An NBA statline of 19 points, five rebounds, three assists, and a true shooting percentage in the low 50s is what I'd imagine he winds up averaging in a typical pro season, which isn't bad, but isn't necessarily what you'd see from a top scorer on an elite team. Barnes was also highly reliant on teammates getting him the ball in a position to score, usually via a jump shot, meaning that the Wizards most likely wouldn't want to have him on the floor without John Wall to set him up.

Barnes was also a very average athlete from a statistical perspective. His rates of blocks, steals, rebounds and free throw-attempts were very average, which is a possible red flag that he won't be anything more than an average athlete at the NBA level. Granted, he won't be drafted for his ability to make all-defensive teams, but the history of poor athletes attempting to become big time scorers in the NBA isn't great.

Why he'd fit in D.C.: Washington desperately needs a wing scorer who can shoot to complement Wall and the numerous semi-skilled big men that have been acquired in the last two years. Barnes fits this team like a glove, maybe as well as anyone in the draft, and having Wall neutralizes his lack of visible aggression and competitive fire. It's easy to imagine Wall as Kobe -- the black swan who's all fire and energy and the unquestioned team leader -- and Barnes as Pau Gasol -- the white swan who plays under control and makes up for in skill what he might lack in intensity.

Barnes is also a big-time college star with multiple tournament runs who is highly marketable, since he's both a scorer and already very well-known. There are enough UNC fans in Virginia and southern Maryland that, all things being equal, you could see at least a slight uptick in merchandise and ticket sales, as well as general local interest in the Wizards franchise at a time when they're becoming more and more relevant and easy to root for every day.
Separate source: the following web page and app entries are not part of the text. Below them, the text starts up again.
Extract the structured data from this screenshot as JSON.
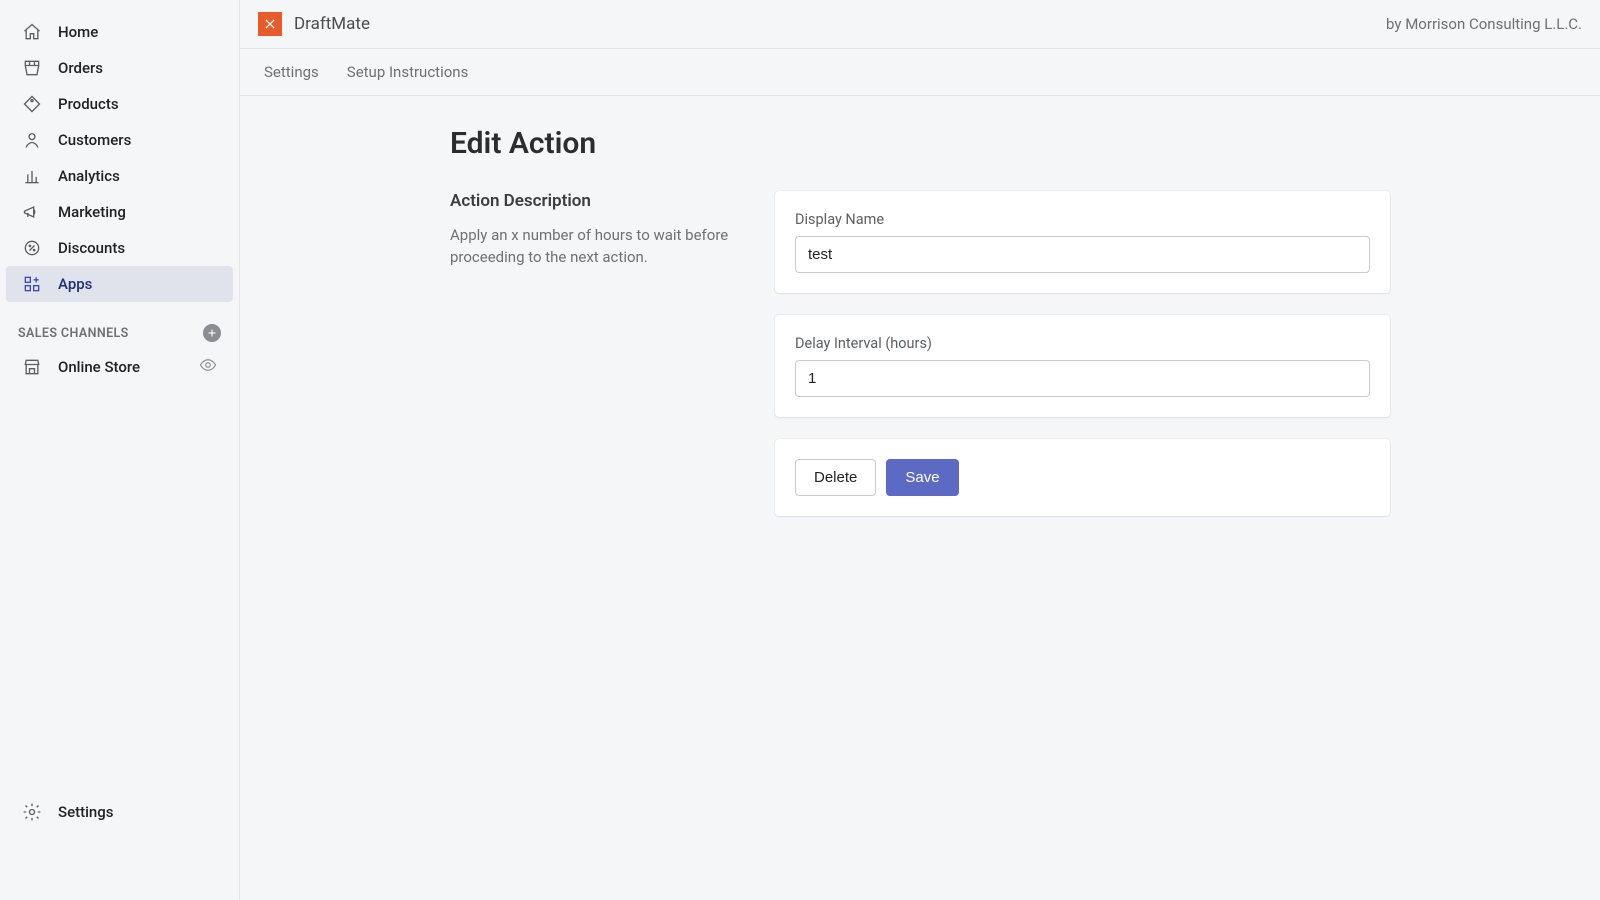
{
  "sidebar": {
    "items": [
      {
        "label": "Home"
      },
      {
        "label": "Orders"
      },
      {
        "label": "Products"
      },
      {
        "label": "Customers"
      },
      {
        "label": "Analytics"
      },
      {
        "label": "Marketing"
      },
      {
        "label": "Discounts"
      },
      {
        "label": "Apps"
      }
    ],
    "sales_channels_heading": "SALES CHANNELS",
    "channels": [
      {
        "label": "Online Store"
      }
    ],
    "footer": {
      "settings_label": "Settings"
    }
  },
  "header": {
    "app_name": "DraftMate",
    "byline": "by Morrison Consulting L.L.C."
  },
  "tabs": [
    {
      "label": "Settings"
    },
    {
      "label": "Setup Instructions"
    }
  ],
  "page": {
    "title": "Edit Action",
    "annotation": {
      "heading": "Action Description",
      "body": "Apply an x number of hours to wait before proceeding to the next action."
    },
    "fields": {
      "display_name": {
        "label": "Display Name",
        "value": "test"
      },
      "delay_interval": {
        "label": "Delay Interval (hours)",
        "value": "1"
      }
    },
    "buttons": {
      "delete": "Delete",
      "save": "Save"
    }
  }
}
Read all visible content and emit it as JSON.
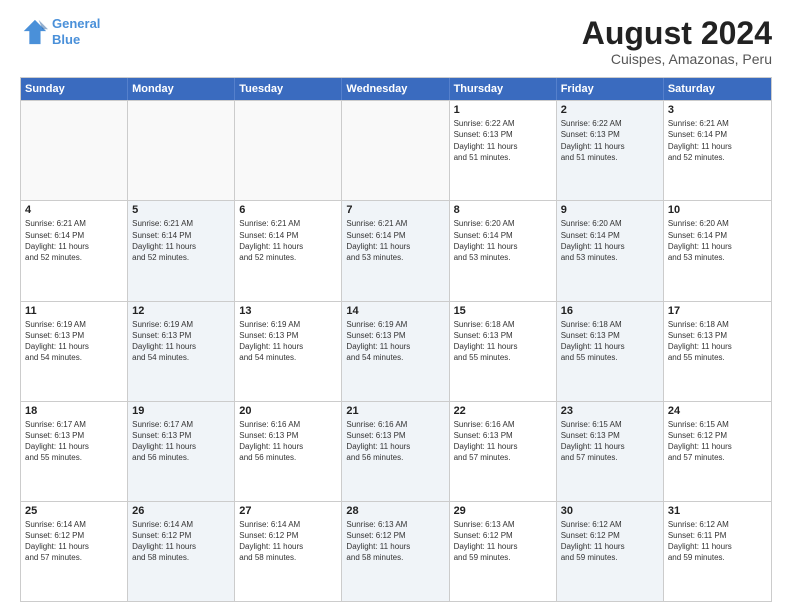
{
  "logo": {
    "line1": "General",
    "line2": "Blue"
  },
  "title": "August 2024",
  "subtitle": "Cuispes, Amazonas, Peru",
  "days_of_week": [
    "Sunday",
    "Monday",
    "Tuesday",
    "Wednesday",
    "Thursday",
    "Friday",
    "Saturday"
  ],
  "weeks": [
    [
      {
        "day": "",
        "info": "",
        "shaded": false
      },
      {
        "day": "",
        "info": "",
        "shaded": false
      },
      {
        "day": "",
        "info": "",
        "shaded": false
      },
      {
        "day": "",
        "info": "",
        "shaded": false
      },
      {
        "day": "1",
        "info": "Sunrise: 6:22 AM\nSunset: 6:13 PM\nDaylight: 11 hours\nand 51 minutes.",
        "shaded": false
      },
      {
        "day": "2",
        "info": "Sunrise: 6:22 AM\nSunset: 6:13 PM\nDaylight: 11 hours\nand 51 minutes.",
        "shaded": true
      },
      {
        "day": "3",
        "info": "Sunrise: 6:21 AM\nSunset: 6:14 PM\nDaylight: 11 hours\nand 52 minutes.",
        "shaded": false
      }
    ],
    [
      {
        "day": "4",
        "info": "Sunrise: 6:21 AM\nSunset: 6:14 PM\nDaylight: 11 hours\nand 52 minutes.",
        "shaded": false
      },
      {
        "day": "5",
        "info": "Sunrise: 6:21 AM\nSunset: 6:14 PM\nDaylight: 11 hours\nand 52 minutes.",
        "shaded": true
      },
      {
        "day": "6",
        "info": "Sunrise: 6:21 AM\nSunset: 6:14 PM\nDaylight: 11 hours\nand 52 minutes.",
        "shaded": false
      },
      {
        "day": "7",
        "info": "Sunrise: 6:21 AM\nSunset: 6:14 PM\nDaylight: 11 hours\nand 53 minutes.",
        "shaded": true
      },
      {
        "day": "8",
        "info": "Sunrise: 6:20 AM\nSunset: 6:14 PM\nDaylight: 11 hours\nand 53 minutes.",
        "shaded": false
      },
      {
        "day": "9",
        "info": "Sunrise: 6:20 AM\nSunset: 6:14 PM\nDaylight: 11 hours\nand 53 minutes.",
        "shaded": true
      },
      {
        "day": "10",
        "info": "Sunrise: 6:20 AM\nSunset: 6:14 PM\nDaylight: 11 hours\nand 53 minutes.",
        "shaded": false
      }
    ],
    [
      {
        "day": "11",
        "info": "Sunrise: 6:19 AM\nSunset: 6:13 PM\nDaylight: 11 hours\nand 54 minutes.",
        "shaded": false
      },
      {
        "day": "12",
        "info": "Sunrise: 6:19 AM\nSunset: 6:13 PM\nDaylight: 11 hours\nand 54 minutes.",
        "shaded": true
      },
      {
        "day": "13",
        "info": "Sunrise: 6:19 AM\nSunset: 6:13 PM\nDaylight: 11 hours\nand 54 minutes.",
        "shaded": false
      },
      {
        "day": "14",
        "info": "Sunrise: 6:19 AM\nSunset: 6:13 PM\nDaylight: 11 hours\nand 54 minutes.",
        "shaded": true
      },
      {
        "day": "15",
        "info": "Sunrise: 6:18 AM\nSunset: 6:13 PM\nDaylight: 11 hours\nand 55 minutes.",
        "shaded": false
      },
      {
        "day": "16",
        "info": "Sunrise: 6:18 AM\nSunset: 6:13 PM\nDaylight: 11 hours\nand 55 minutes.",
        "shaded": true
      },
      {
        "day": "17",
        "info": "Sunrise: 6:18 AM\nSunset: 6:13 PM\nDaylight: 11 hours\nand 55 minutes.",
        "shaded": false
      }
    ],
    [
      {
        "day": "18",
        "info": "Sunrise: 6:17 AM\nSunset: 6:13 PM\nDaylight: 11 hours\nand 55 minutes.",
        "shaded": false
      },
      {
        "day": "19",
        "info": "Sunrise: 6:17 AM\nSunset: 6:13 PM\nDaylight: 11 hours\nand 56 minutes.",
        "shaded": true
      },
      {
        "day": "20",
        "info": "Sunrise: 6:16 AM\nSunset: 6:13 PM\nDaylight: 11 hours\nand 56 minutes.",
        "shaded": false
      },
      {
        "day": "21",
        "info": "Sunrise: 6:16 AM\nSunset: 6:13 PM\nDaylight: 11 hours\nand 56 minutes.",
        "shaded": true
      },
      {
        "day": "22",
        "info": "Sunrise: 6:16 AM\nSunset: 6:13 PM\nDaylight: 11 hours\nand 57 minutes.",
        "shaded": false
      },
      {
        "day": "23",
        "info": "Sunrise: 6:15 AM\nSunset: 6:13 PM\nDaylight: 11 hours\nand 57 minutes.",
        "shaded": true
      },
      {
        "day": "24",
        "info": "Sunrise: 6:15 AM\nSunset: 6:12 PM\nDaylight: 11 hours\nand 57 minutes.",
        "shaded": false
      }
    ],
    [
      {
        "day": "25",
        "info": "Sunrise: 6:14 AM\nSunset: 6:12 PM\nDaylight: 11 hours\nand 57 minutes.",
        "shaded": false
      },
      {
        "day": "26",
        "info": "Sunrise: 6:14 AM\nSunset: 6:12 PM\nDaylight: 11 hours\nand 58 minutes.",
        "shaded": true
      },
      {
        "day": "27",
        "info": "Sunrise: 6:14 AM\nSunset: 6:12 PM\nDaylight: 11 hours\nand 58 minutes.",
        "shaded": false
      },
      {
        "day": "28",
        "info": "Sunrise: 6:13 AM\nSunset: 6:12 PM\nDaylight: 11 hours\nand 58 minutes.",
        "shaded": true
      },
      {
        "day": "29",
        "info": "Sunrise: 6:13 AM\nSunset: 6:12 PM\nDaylight: 11 hours\nand 59 minutes.",
        "shaded": false
      },
      {
        "day": "30",
        "info": "Sunrise: 6:12 AM\nSunset: 6:12 PM\nDaylight: 11 hours\nand 59 minutes.",
        "shaded": true
      },
      {
        "day": "31",
        "info": "Sunrise: 6:12 AM\nSunset: 6:11 PM\nDaylight: 11 hours\nand 59 minutes.",
        "shaded": false
      }
    ]
  ]
}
Why he might not: Barnes wasn't a particularly efficient college player, and it's doubtful he becomes a particularly efficient NBA player. While he doesn't seem like a complete bust, his lack of ball skills, overwhelming athleticism, court vision and dead-eye shooting mean that he'll most likely never become a truly elite NBA wing. At worst, he could very well be a Travis Outlaw-type who can get a shot any time, but usually at his team's expense.

There's also a lot of talk among draft writers and scouts of playing Barnes at shooting guard, which would make his lack of a quick first step or particularly good handles even more glaring.

Verdict: Put him on your draft board, but keep him out of your top five.

Barnes is a solid prospect who fits the Wizards like a glove. However, he will most likely be fools' gold in terms of filling the team's need for a wing scorer. Although he has the physical profile and basic production of a good wing scorer, a closer look at the numbers tells the story of a player who will be at best a complementary piece to a good team and at worst a solid bench player. Barnes came into college with Tracy McGrady and Joe Johnson comparisons, but both of those players handled the ball like a point guard, while McGrady was an off-the-charts athlete who could put up two blocks, two steals, and nine rebounds on a regular basis earlier in his career.

For a more realistic NBA comparison, it would be better to look at Marvin Williams, Rudy Gay, and, as a worst case scenario, Outlaw. Williams is actually a solid player -- it's not his fault he was drafted ahead of Chris Paul and Deron Williams or that the Hawks chose to give him a big contract -- and Gay's had his moments, but both have experienced their greatest NBA success when they were being set up by teammates as at-most the second or third option for an offense. Having a player who can bring Barnes' skills to the table is valuable, but he lacks upside and the Wizards need at least one truly all-star caliber player to put next to Wall, lest they become stuck in good-but-not-great purgatory as a team that will always win 44 to 52 games but never truly contend for a title.

Whether or not that player is available in this draft is debatable, but it's definitely not Barnes, so it would be in Washington's best interest to pass on him if there are better options.